First Cookham Toll Bridge.
As the chain ferry in the late 1830’s was slow and frequently had chain breaking due to wear and a fast flowing river at times, the result was the formation of The Cookham Bridge Company.
On 25 May 1839 a Mr Freebody was contracted to construct the bridge for £3,140 with George Treacher as the designer. Freebody was also contracted for a further £225 to build a Toll House and gates on the Buckinghamshire side of the river. Work started on the construction of the bridge in the Summer of 1839, and was finished by the end of the year, over-budget at a total cost of £4,224 The bridge was wooden and had 13 spans, nine of 24 ft and four of 18 ft. Cookham Bridge opened on 1 Jan 1840 and was let to a Mr Bolton at an annual rent of £350 although by 1844 it was only producing £330 per annum in tolls.
Due to its wooden construction and the preservation of timber using creosote under hydraulic pressure was not yet in use.

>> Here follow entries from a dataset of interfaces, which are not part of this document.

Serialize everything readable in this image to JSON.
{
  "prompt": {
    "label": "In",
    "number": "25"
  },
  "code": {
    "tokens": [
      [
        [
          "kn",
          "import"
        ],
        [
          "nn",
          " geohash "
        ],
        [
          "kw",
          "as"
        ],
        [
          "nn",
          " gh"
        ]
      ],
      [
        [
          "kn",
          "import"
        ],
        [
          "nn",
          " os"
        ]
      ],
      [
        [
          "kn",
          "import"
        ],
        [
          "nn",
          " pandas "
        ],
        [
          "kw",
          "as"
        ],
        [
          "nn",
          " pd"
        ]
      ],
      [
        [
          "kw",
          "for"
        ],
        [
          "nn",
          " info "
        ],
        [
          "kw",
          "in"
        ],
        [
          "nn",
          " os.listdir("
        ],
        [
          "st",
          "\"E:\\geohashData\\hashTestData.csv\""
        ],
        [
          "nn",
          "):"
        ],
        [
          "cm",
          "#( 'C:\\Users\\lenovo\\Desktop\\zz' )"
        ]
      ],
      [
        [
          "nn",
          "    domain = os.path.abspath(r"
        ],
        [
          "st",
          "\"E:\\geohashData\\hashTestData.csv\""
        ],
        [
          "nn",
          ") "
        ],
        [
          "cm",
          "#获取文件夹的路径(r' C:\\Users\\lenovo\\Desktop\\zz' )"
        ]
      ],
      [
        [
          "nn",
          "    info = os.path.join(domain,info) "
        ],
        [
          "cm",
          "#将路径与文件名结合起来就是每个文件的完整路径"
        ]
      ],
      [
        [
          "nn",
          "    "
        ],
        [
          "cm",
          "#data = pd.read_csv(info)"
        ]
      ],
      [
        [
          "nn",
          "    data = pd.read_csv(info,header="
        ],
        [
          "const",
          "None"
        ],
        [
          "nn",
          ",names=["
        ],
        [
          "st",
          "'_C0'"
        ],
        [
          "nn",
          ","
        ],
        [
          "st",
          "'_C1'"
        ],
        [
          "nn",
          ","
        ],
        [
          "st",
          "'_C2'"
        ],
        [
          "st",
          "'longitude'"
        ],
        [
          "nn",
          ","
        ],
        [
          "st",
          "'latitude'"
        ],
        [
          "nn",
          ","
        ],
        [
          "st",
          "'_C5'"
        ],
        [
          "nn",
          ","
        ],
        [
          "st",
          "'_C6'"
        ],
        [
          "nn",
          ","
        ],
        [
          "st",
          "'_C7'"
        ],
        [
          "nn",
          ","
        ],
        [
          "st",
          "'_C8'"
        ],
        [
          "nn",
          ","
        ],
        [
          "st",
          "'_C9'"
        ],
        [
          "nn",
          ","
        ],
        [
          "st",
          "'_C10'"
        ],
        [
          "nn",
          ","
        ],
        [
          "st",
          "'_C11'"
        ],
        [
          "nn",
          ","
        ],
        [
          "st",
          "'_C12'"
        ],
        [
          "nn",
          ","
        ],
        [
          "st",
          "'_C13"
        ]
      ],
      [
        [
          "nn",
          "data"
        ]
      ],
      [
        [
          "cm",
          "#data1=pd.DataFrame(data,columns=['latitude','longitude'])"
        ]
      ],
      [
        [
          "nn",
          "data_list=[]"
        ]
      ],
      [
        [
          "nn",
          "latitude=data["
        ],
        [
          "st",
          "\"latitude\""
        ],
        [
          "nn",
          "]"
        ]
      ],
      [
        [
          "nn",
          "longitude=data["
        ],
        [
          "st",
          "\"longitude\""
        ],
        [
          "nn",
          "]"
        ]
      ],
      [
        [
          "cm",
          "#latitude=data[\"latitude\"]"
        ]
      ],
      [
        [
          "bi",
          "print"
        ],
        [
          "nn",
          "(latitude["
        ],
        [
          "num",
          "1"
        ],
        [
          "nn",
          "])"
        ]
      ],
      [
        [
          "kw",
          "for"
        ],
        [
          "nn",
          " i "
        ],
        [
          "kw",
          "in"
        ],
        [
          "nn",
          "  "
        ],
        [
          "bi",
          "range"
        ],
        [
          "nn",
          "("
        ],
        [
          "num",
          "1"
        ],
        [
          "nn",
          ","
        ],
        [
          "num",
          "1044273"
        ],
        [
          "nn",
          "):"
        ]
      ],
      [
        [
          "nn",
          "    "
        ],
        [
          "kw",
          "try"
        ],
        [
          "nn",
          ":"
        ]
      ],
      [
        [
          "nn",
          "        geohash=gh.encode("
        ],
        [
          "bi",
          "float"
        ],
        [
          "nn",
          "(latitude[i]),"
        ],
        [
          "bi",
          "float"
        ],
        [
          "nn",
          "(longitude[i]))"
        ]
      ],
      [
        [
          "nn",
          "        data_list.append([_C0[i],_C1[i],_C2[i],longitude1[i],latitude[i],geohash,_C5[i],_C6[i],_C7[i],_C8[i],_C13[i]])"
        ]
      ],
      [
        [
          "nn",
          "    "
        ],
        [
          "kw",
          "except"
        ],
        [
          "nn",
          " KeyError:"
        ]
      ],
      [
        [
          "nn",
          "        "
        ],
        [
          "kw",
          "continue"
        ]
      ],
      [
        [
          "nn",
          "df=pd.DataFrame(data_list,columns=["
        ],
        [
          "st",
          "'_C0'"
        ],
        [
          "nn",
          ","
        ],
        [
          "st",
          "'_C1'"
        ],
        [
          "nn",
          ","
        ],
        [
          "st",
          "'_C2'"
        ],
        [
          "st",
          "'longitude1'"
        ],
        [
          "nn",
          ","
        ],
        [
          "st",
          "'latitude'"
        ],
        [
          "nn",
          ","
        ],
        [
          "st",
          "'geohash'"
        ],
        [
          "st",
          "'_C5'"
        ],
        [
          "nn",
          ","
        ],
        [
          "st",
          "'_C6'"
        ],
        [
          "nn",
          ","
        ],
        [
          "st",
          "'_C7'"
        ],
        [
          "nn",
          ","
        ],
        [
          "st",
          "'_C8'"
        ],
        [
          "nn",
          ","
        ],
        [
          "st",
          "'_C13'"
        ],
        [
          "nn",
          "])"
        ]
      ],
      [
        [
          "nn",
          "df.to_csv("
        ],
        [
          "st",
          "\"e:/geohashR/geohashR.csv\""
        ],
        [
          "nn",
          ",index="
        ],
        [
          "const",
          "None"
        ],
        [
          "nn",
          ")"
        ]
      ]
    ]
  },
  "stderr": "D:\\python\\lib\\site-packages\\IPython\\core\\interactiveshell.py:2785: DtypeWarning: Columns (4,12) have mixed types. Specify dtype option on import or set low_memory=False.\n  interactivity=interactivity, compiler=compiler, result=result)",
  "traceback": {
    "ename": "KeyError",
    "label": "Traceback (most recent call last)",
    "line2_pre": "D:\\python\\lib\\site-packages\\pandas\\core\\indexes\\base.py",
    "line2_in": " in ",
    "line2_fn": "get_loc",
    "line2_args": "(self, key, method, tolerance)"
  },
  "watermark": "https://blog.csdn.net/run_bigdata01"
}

The bridge required a lot of maintenance, in 1859 George Treacher reported to the Cookham Bridge Company that several of the piles were "very much decayed and likely to give way". In Treacher's opinion the bridge was unlikely to survive the winter, so a Mr Cook of High Wycombe was engaged to make emergency repairs at a cost of £96 12s 2d. The repairs did little to stop the decay and five years later in 1864 the new surveyor, a Mr. Carter, described the bridge as "not dangerous, but not safe." “It may colapse if a heavy vehicle passes over it.” By 1866 the situation had deteriorated to such a degree that the lessee asked for a reduction in rent as the toll income had fallen off due to people being too afraid to use the bridge.